Sr Ann’s decision to join the Faithful Companions of Jesus, an order founded by a French widow in Amiens, France, in the early 1800s, came at a time when the order was at its peak in Australia. As a young girl growing up in the Melbourne suburb of Coburg, Sr Ann attended the local parish school but ventured further afield to Vaucluse College FCJ, Richmond, for her secondary schooling.

She felt drawn to a vocation but her mother wanted her to find out more about what life was like and so she spent time going to dances, making her debut and “having a good time”. After a two-year stint in the public service she thought “entering the convent couldn’t be as bad as this” and in 1954, just before turning 20, she entered the novitiate at Genazzano in Kew.

Her first position as a student teacher was at St Ignatius, a parish school in Richmond, where she had 80 children of different nationalities in one class. Guided by Mother Augustine as principal, she learnt how to relate to the children despite their lack of English and after about eight years she ended up principal of the school – a role that included a wide range of duties, from running the netball to fund raising.

After 12 years at St Ignatius she became a sports mistress and boarding house supervisor at Genazzano College and then spent 18 months visiting FCJ schools in England (where she taught young boys in Manchester to play Aussie Rules), Ireland, Scotland and the United States, before returning to Genazzano as Year 7 co-ordinator.

A period as Religious Education co-ordinator in the Frankston Parish was followed by pastoral work in Benalla before her move to Adelaide. She proudly recalls the day she moved to the northern suburbs in May 2010: “It was the day Jessie Watkins sailed into Sydney Harbour and I sailed into Elizabeth where I was to begin a very special time in my life – living and breathing with the people of the parish who in many ways have shown me the face of God.”

After a well-earned holiday with her sister on Norfolk Island, Sr Ann will talk to the parish priest in Epping North about how she can help, but she has a few ideas already.

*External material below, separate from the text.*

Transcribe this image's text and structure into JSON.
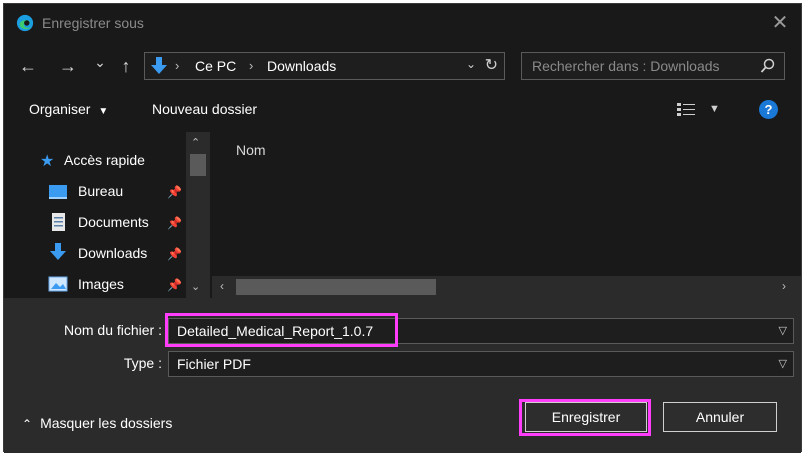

This article was first published in the February 2013 edition of The Southern Cross.